START Entries provided

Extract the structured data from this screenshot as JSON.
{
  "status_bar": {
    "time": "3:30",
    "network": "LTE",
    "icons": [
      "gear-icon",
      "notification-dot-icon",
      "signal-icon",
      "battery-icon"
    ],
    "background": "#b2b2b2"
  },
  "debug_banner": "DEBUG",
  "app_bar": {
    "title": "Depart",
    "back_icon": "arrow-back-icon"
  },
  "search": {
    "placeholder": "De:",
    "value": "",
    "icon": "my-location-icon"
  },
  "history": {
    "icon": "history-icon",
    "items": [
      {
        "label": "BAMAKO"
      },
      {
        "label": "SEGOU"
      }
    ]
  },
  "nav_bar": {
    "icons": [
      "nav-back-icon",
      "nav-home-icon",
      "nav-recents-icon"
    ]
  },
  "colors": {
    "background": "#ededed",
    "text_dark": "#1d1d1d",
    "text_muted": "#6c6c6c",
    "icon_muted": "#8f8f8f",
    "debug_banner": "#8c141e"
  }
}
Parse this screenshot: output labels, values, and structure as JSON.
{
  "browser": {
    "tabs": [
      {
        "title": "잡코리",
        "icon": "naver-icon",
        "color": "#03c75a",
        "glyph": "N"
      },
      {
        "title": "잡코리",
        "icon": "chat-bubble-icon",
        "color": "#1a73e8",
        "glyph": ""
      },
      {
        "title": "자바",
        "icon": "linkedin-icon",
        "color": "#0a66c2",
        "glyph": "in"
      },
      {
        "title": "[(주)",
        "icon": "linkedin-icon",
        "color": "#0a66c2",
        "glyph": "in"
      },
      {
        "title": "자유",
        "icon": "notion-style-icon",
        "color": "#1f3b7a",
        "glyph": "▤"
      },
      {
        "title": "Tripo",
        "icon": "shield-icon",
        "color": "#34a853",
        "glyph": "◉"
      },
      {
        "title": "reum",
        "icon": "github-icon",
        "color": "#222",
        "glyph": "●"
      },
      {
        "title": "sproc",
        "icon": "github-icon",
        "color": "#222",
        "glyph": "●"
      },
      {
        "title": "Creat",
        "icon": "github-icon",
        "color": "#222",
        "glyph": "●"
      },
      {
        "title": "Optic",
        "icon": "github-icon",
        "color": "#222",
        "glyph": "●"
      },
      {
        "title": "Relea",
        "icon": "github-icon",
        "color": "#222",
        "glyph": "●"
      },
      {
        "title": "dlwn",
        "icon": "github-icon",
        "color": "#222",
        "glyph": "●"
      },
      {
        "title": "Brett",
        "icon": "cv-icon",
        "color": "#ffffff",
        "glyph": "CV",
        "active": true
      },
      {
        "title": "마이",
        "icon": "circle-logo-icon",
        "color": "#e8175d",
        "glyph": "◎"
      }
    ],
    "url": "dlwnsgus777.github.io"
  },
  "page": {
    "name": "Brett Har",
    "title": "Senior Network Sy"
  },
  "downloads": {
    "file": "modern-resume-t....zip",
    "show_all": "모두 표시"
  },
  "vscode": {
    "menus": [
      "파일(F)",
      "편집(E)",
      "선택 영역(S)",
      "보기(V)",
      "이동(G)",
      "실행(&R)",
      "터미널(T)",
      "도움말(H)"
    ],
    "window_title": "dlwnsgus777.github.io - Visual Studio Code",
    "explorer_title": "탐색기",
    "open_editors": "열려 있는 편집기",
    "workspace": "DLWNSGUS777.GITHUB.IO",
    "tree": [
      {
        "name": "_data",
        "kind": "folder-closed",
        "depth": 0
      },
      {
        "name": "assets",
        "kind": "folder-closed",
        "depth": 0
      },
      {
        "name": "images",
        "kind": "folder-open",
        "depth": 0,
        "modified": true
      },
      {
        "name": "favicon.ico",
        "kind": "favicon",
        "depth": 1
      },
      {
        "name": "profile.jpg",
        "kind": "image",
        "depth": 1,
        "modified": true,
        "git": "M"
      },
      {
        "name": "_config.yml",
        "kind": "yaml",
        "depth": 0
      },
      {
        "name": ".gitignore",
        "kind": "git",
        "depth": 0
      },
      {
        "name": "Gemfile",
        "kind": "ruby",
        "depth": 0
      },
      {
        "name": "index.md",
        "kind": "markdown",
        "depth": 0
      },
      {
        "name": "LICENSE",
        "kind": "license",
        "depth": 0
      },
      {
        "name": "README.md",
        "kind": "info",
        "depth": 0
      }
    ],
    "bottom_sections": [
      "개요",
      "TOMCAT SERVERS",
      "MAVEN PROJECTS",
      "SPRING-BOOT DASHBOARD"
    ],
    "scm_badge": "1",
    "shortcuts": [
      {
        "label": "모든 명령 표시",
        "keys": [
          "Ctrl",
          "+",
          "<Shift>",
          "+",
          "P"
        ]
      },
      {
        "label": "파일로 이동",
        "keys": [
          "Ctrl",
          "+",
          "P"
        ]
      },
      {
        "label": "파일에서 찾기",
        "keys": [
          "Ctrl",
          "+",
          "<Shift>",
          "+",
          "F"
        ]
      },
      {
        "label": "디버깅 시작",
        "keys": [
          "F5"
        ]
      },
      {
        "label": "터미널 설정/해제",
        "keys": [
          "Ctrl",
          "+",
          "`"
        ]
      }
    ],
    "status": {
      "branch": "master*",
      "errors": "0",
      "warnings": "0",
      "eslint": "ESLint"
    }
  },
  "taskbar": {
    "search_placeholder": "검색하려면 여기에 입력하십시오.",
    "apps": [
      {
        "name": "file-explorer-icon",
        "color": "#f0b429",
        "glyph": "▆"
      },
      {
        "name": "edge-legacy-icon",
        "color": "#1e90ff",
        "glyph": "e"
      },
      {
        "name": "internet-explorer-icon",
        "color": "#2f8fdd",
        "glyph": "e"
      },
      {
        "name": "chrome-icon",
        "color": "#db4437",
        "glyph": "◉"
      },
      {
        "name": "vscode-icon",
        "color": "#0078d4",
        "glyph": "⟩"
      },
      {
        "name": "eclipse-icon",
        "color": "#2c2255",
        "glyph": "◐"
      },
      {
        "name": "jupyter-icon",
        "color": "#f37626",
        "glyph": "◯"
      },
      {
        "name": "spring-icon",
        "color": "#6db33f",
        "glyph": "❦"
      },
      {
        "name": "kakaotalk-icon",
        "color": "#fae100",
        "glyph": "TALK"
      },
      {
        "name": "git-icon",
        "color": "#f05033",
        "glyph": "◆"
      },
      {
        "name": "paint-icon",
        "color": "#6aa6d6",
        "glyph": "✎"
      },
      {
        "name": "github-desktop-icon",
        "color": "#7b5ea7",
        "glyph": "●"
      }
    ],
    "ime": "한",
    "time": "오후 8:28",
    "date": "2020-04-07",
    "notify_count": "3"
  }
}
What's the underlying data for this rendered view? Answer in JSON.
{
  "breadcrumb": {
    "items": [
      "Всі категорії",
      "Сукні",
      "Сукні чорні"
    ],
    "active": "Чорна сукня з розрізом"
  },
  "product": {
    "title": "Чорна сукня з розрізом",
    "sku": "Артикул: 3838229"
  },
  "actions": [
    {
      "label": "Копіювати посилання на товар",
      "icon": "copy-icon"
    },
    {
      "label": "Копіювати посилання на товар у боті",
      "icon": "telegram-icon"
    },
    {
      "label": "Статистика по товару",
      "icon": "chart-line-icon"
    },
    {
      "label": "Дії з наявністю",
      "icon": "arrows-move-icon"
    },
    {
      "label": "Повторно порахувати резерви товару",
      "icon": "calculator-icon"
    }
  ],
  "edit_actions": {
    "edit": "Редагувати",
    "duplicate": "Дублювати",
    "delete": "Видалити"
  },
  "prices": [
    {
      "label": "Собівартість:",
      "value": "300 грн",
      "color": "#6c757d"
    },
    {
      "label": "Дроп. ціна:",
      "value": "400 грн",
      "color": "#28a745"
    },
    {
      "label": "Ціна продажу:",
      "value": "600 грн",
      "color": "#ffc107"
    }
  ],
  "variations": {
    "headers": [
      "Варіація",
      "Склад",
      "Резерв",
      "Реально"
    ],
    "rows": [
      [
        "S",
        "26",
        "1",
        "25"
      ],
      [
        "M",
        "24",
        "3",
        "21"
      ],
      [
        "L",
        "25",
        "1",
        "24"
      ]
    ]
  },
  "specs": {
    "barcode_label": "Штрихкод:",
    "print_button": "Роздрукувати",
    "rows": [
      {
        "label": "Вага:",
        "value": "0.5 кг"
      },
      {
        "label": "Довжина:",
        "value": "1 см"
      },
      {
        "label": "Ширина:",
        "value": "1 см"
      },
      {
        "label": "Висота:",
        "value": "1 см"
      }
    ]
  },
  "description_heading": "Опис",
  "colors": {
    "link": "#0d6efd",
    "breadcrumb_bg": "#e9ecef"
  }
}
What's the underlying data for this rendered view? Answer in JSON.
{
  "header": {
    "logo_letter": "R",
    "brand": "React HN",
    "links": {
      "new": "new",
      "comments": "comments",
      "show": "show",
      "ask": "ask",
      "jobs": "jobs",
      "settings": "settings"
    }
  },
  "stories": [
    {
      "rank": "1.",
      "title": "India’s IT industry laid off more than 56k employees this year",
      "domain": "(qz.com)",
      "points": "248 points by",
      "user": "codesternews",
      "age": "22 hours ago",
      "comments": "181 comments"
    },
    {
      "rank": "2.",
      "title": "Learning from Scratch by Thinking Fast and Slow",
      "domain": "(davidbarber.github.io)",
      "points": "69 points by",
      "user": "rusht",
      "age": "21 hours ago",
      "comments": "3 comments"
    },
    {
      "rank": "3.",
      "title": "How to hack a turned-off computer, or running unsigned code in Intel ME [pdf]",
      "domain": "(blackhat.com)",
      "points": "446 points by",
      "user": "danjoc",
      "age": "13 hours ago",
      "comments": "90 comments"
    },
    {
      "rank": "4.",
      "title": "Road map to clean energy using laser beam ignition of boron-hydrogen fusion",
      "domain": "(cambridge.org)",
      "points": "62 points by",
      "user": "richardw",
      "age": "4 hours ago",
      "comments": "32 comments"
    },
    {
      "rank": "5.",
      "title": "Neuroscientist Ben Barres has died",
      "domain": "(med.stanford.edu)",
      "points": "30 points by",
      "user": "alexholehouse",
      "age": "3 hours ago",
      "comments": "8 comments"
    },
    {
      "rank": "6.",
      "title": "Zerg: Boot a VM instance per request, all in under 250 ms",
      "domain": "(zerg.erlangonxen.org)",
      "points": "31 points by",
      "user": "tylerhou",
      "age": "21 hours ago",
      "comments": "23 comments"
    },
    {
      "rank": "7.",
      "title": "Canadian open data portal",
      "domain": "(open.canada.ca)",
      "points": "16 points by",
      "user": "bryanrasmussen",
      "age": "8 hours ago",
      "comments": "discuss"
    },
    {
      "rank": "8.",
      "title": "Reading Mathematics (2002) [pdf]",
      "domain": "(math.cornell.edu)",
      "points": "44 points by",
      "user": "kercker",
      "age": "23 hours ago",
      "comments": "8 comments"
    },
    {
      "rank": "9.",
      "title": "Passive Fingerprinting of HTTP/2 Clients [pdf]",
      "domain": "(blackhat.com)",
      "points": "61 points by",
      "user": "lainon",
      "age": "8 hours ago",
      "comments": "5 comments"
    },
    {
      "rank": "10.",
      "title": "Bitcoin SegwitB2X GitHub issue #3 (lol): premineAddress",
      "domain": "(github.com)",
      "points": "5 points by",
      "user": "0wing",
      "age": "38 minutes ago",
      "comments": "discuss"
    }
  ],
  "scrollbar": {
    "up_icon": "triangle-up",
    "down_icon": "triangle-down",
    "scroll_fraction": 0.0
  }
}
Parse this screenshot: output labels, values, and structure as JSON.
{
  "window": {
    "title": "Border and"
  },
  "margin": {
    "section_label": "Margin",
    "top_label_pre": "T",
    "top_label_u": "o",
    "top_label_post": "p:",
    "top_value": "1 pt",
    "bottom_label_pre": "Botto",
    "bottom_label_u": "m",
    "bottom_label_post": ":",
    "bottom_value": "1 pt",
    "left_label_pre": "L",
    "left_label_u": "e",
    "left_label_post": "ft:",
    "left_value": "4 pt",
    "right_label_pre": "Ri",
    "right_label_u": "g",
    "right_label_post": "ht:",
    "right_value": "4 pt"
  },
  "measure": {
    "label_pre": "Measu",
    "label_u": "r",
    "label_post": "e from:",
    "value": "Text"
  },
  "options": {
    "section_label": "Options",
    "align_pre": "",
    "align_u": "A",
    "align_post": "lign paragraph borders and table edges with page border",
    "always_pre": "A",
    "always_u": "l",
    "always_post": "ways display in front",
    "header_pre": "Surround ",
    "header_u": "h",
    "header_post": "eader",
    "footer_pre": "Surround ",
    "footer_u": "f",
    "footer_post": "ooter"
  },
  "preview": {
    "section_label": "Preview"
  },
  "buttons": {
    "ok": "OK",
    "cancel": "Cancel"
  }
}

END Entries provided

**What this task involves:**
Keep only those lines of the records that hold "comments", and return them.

**Response area:**
      "comments": "comments",
      "comments": "181 comments"
      "comments": "3 comments"
      "comments": "90 comments"
      "comments": "32 comments"
      "comments": "8 comments"
      "comments": "23 comments"
      "comments": "discuss"
      "comments": "8 comments"
      "comments": "5 comments"
      "comments": "discuss"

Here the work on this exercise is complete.